Today Antoinette seems quintessentially French, but in her time she was thought never fully Austrian or French.  This lacking is what defines her. Austria was home, but also a place of harsh instruction and intense pressure.  On the one hand we have Antoinette’s life of silk gowns, mischief, and loving sisters and on the other, a plague of early deaths coupled with the emotional austerity of her mother, Maria Theresa.  Despite the juxtaposition of the royals’ distinct personalities, a real sense of family resonated throughout novel.  I adored Antoinette’s sisters Amalia and Christina and sympathized with Antoinette’s feeling that she lacked consequence in such a large family.  As she says early on,

“I am not witty like my sister Christina or funny like Elizabeth or interesting like Amalia or clever like our eldest sister Marianna or sweet like Josepha.  I am just me, the youngest and some might say, most insignificant daughter of the Empress Maria Theresa, the most powerful female monarch in the world.”

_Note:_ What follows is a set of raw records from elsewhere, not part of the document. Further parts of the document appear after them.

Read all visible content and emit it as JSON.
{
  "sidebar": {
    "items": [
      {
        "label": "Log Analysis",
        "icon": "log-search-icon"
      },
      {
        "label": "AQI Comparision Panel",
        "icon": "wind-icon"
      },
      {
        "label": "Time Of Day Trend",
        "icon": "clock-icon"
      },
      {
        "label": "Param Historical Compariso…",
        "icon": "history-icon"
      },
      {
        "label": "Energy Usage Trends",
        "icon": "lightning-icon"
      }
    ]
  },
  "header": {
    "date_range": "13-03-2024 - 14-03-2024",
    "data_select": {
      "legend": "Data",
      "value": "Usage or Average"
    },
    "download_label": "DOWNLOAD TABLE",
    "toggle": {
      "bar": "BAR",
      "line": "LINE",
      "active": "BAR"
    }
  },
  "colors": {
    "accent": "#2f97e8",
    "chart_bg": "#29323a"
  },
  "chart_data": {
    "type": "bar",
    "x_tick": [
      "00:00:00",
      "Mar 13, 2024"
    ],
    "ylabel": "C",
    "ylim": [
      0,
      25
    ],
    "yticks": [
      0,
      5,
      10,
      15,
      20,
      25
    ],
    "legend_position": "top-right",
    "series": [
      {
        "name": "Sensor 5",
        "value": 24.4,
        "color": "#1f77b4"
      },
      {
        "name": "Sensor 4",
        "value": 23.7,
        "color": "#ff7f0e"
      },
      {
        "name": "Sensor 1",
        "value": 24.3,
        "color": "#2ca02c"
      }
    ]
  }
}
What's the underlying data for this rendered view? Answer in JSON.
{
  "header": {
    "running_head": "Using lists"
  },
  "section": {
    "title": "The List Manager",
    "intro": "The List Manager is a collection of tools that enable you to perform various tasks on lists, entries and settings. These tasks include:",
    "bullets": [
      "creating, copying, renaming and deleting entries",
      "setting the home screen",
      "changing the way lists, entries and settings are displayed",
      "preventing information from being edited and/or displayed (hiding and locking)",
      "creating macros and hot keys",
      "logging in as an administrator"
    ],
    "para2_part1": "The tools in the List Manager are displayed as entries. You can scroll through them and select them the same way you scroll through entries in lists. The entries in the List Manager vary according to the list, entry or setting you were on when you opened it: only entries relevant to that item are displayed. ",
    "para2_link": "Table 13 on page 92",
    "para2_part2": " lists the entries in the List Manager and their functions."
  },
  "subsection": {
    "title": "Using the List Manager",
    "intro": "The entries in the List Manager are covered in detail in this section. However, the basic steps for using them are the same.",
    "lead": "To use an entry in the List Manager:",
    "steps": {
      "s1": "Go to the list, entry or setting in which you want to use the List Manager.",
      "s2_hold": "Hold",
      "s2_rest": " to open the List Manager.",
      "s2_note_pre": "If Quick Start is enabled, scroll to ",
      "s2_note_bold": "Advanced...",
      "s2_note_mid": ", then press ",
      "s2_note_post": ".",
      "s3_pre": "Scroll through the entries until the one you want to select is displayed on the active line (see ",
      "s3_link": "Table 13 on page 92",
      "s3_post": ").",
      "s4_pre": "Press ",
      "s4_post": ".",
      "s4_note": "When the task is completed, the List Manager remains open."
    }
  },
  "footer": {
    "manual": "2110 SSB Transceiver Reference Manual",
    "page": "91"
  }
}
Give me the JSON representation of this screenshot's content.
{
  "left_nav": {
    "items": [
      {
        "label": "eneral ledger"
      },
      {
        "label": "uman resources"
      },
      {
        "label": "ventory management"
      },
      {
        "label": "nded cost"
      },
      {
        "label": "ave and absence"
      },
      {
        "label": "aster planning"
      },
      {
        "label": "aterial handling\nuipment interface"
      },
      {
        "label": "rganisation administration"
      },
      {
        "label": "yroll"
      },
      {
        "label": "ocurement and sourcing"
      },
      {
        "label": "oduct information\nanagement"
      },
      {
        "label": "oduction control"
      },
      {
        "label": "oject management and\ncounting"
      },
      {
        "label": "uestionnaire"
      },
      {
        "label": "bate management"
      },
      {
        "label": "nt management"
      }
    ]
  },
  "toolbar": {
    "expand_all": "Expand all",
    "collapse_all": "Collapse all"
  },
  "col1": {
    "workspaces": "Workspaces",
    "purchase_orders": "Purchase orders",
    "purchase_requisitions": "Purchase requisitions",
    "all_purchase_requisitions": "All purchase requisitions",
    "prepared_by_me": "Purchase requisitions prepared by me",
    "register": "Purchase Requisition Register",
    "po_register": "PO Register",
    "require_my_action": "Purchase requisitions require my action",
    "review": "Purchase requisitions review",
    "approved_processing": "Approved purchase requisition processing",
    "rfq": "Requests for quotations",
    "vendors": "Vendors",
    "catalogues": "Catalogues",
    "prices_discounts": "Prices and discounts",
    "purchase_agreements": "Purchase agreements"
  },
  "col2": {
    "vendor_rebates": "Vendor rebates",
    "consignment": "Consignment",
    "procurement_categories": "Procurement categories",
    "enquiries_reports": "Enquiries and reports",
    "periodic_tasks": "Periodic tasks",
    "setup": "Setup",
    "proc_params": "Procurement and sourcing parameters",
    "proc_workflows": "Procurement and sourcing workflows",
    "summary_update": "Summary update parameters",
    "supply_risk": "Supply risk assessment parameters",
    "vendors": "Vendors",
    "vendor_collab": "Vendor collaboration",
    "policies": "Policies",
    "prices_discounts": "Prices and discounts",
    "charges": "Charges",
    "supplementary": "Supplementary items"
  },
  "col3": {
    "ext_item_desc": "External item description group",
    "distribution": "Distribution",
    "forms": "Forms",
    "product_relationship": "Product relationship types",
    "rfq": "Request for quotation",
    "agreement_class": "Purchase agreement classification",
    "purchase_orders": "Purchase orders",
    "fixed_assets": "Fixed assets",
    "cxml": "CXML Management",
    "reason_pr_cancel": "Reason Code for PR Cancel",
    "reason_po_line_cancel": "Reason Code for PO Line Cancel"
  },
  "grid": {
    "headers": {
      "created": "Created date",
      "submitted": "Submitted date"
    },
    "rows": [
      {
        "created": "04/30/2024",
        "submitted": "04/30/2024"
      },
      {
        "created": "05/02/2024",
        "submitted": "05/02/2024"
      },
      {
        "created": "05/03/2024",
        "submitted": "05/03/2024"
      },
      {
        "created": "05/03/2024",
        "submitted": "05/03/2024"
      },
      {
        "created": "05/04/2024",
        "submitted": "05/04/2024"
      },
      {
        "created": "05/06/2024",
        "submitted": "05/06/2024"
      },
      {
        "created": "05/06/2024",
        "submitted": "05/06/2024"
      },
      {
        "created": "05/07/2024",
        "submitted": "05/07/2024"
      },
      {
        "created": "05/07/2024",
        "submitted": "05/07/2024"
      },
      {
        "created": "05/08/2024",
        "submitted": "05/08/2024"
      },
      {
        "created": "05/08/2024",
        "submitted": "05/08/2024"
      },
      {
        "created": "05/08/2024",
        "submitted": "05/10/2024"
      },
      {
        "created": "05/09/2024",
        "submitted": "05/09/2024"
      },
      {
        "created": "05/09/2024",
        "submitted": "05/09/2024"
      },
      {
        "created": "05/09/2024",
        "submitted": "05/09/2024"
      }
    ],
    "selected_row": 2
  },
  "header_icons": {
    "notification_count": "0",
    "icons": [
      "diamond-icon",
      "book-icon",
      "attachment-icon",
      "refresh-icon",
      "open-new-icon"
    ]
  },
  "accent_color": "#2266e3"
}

The Austrian Royal Family

As the ultimate goal of Maria Theresa was to marry off her daughters and concrete Austrian alliances, the novel showed a procession of arranged matches with the sisters wondering who was next and when.  Given the doubt surrounding her future, Antoinette understandably longs for direction.  She wants to please her mother by doing her duty, but suffers under constant demands, which at times seem impossible for her to meet.  She is painfully naive and undisciplined, but also modest, funny, and sweet.

The first picture of Antoinette seen by the Dauphin

Numerous improvements were required to make Antoinette suitable for Versailles.  Sharing in her resistance to (and eventual delight in) those changes was an absolute joy to read.  Clegg deftly tackles the transformation as Antoinette catches a glimpse of herself après a French hairdressing:

“I had always seen myself as the youngest, least pretty and most insignificant of Mama’s girls but now suddenly I believed that I too could be beautiful and important.  I hope I never forget how I felt at that moment: powerful.”

This steady eye on the Antoinette we all know so well makes the novel a page turner.  We know what happens at Versailles and we know the dismal end swept in by the revolution.  What Clegg does is humanize Antoinette, making her the little sister, full of hope and giddy laughter and minor rebellions, with the internal reflection long due France’s most enigmatic queen.

A much recommended read for Marie Antoinette fans but also for anyone interested in what life was really like for princesses in 18th century Europe.

You can find out more about the author Melanie Clegg by visiting her popular art, history and writing blog at http://madameguillotine.org.uk/.

Novel Recommendation: The Secret Diary of a Princess

If you are a Marie Antoinette fan and find yourself wondering what her early years before Versailles would have been like, consider reading Melanie Clegg’s The Secret Diary of a Princess.  For one, it’s on sale for kindle through Monday for 99c or 86p in celebration of Bastille Day.  Yay!  Two, it’s written by the fabulous blogger Madame Guillotine

I started reading last night and the voice of young Maria Antonia really shines through–Melanie got it just right.   I’ve read a lot of novels about MA and thought the market was saturated, but Melanie proves there’s still more to offer.  MA’s childhood and adolescence is a fascinating and formative period of the queen’s tragic life and should not be missed.

I’ll post the review late next week!

P.S. If you miss the sale, Melanie’s novel is usually priced at $3–still a steal!